**Exercise material:**
----------

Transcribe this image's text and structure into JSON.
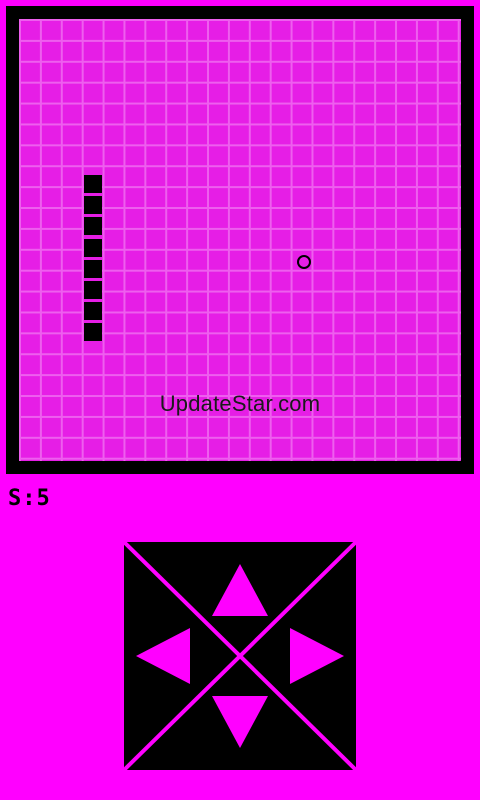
{
  "game": {
    "score_label": "S:5",
    "watermark": "UpdateStar.com",
    "grid": {
      "cols": 21,
      "rows": 21
    },
    "snake": [
      {
        "col": 3,
        "row": 8
      },
      {
        "col": 3,
        "row": 9
      },
      {
        "col": 3,
        "row": 10
      },
      {
        "col": 3,
        "row": 11
      },
      {
        "col": 3,
        "row": 12
      },
      {
        "col": 3,
        "row": 13
      },
      {
        "col": 3,
        "row": 14
      },
      {
        "col": 3,
        "row": 15
      }
    ],
    "food": {
      "col": 13,
      "row": 11
    }
  },
  "colors": {
    "background": "#ff00ff",
    "board": "#e61ee6",
    "grid_lines": "#ee5fee",
    "snake": "#000000",
    "controls": "#000000",
    "arrows": "#ff00ff"
  },
  "controls": {
    "up": "up-arrow-icon",
    "down": "down-arrow-icon",
    "left": "left-arrow-icon",
    "right": "right-arrow-icon"
  }
}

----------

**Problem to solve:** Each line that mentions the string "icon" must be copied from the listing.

**Finished exercise:**
    "up": "up-arrow-icon",
    "down": "down-arrow-icon",
    "left": "left-arrow-icon",
    "right": "right-arrow-icon"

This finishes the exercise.